“The Swampers” referred to in the lyrics are the Muscle Shoals Rhythm Section. These musicians, who crafted the “Muscle Shoals Sound”, were inducted into the Alabama Music Hall of Fame in 1995 for a “Lifework Award for Non-Performing Achievement” and into the Musician’s Hall Of Fame in 2008 The nickname “The Swampers” was given to the Muscle Shoals Rhythm Section by producer Denny Cordell during a recording session by singer/songwriter Leon Russell, in reference to their ‘swampy’ sound.
Part of the reference comes from the 1971–1972 demo reels that Lynyrd Skynyrd had recorded in Muscle Shoals with Johnson as a producer/recording engineer.
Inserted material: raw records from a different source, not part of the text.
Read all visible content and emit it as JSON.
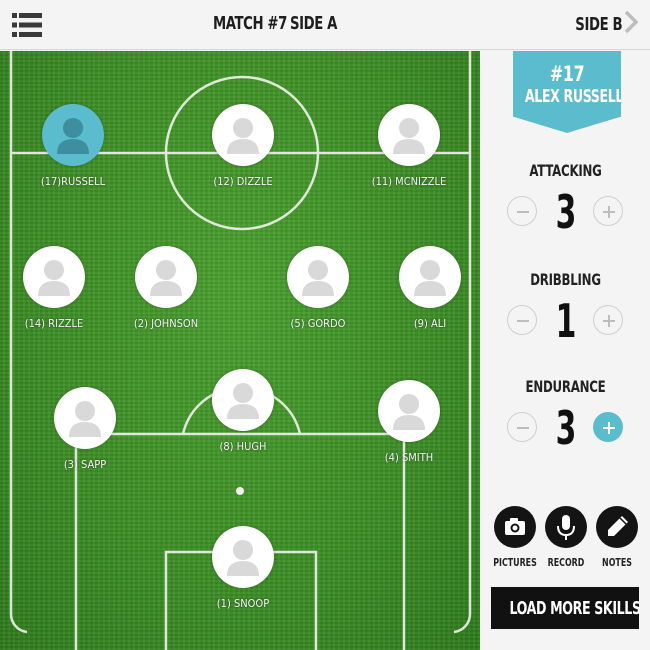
{
  "header": {
    "match_title": "MATCH #7",
    "side_a": "SIDE A",
    "side_b": "SIDE B",
    "menu_icon": "menu-icon",
    "chevron_icon": "chevron-right-icon"
  },
  "players": [
    {
      "label": "(17)RUSSELL",
      "selected": true
    },
    {
      "label": "(12) DIZZLE",
      "selected": false
    },
    {
      "label": "(11) MCNIZZLE",
      "selected": false
    },
    {
      "label": "(14) RIZZLE",
      "selected": false
    },
    {
      "label": "(2) JOHNSON",
      "selected": false
    },
    {
      "label": "(5) GORDO",
      "selected": false
    },
    {
      "label": "(9) ALI",
      "selected": false
    },
    {
      "label": "(3) SAPP",
      "selected": false
    },
    {
      "label": "(8) HUGH",
      "selected": false
    },
    {
      "label": "(4) SMITH",
      "selected": false
    },
    {
      "label": "(1) SNOOP",
      "selected": false
    }
  ],
  "selected_player": {
    "number": "#17",
    "name": "ALEX RUSSELL"
  },
  "skills": [
    {
      "label": "ATTACKING",
      "value": "3"
    },
    {
      "label": "DRIBBLING",
      "value": "1"
    },
    {
      "label": "ENDURANCE",
      "value": "3"
    }
  ],
  "tools": [
    {
      "label": "PICTURES",
      "icon": "camera-icon"
    },
    {
      "label": "RECORD",
      "icon": "microphone-icon"
    },
    {
      "label": "NOTES",
      "icon": "pencil-icon"
    }
  ],
  "load_more_label": "LOAD MORE SKILLS",
  "colors": {
    "accent": "#5bbccd",
    "pitch": "#3c8d25",
    "dark": "#141414"
  }
}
Johnson helped refine many of the songs first heard publicly on the Pronounced album, and it was Van Zant’s “tip of the hat” to Johnson for helping out the band in the early years and essentially giving the band its first break.
Lynyrd Skynyrd remains connected to Muscle Shoals, having since recorded a number of works in the city and making it a regular stop on their concert tours.
The famous “Turn it up” line uttered by Ronnie Van Zant in the beginning was not intended to be in the song. Van Zant was simply asking producer Al Kooper and engineer Rodney Mills to turn up the volume in his headphones so that he could hear the track better[
There is a semi-hidden vocal line in the second verse after the “Well, I heard Mr. Young sing about her” line. In the left channel, you can hear the phrase “Southern Man” being sung lightly (at approximately 0:55). This was producer Al Kooper doing a Neil Young impression and was just another incident of the band members messing around in the studio while being recorded.
“Sweet Home Alabama” appears on the soundtrack of the 1994 film Forrest Gump, as the title character dances with his beloved friend Jenny in the living room of his Alabama home during a rainstorm. In the 1997 film Con Air, the song is played as the list of main characters is seen in the end credits. During the film, it is also played on the plane as some of the convicts dance, prompting Garland Greene (Steve Buscemi) to comment on the irony of “a bunch of idiots dancing on a plane, to a song made famous by a band that died in a plane crash.” The song (in edited form) is also heard at the beginning of the 2010 film Despicable Me. The song also appears in the 1995 film Crimson Tide. As the ballistic missile submarine USS Alabama sets sail, the crew in the enlisted mens mess are playing the song on a portable stereo.
As of 2009, the State of Alabama has begun using the phrase “Sweet Home Alabama” as an official slogan on license plates for motor vehicles, with Governor Bob Riley noting that Lynyrd Skynyrd’s anthem is the third most-played song referring to a specific destination. (This is also the second Alabama license plate in a row to make reference to a popular song, with the state’s previous plate having featured “Stars Fell on Alabama“.)
*All credit to Wikipedia of course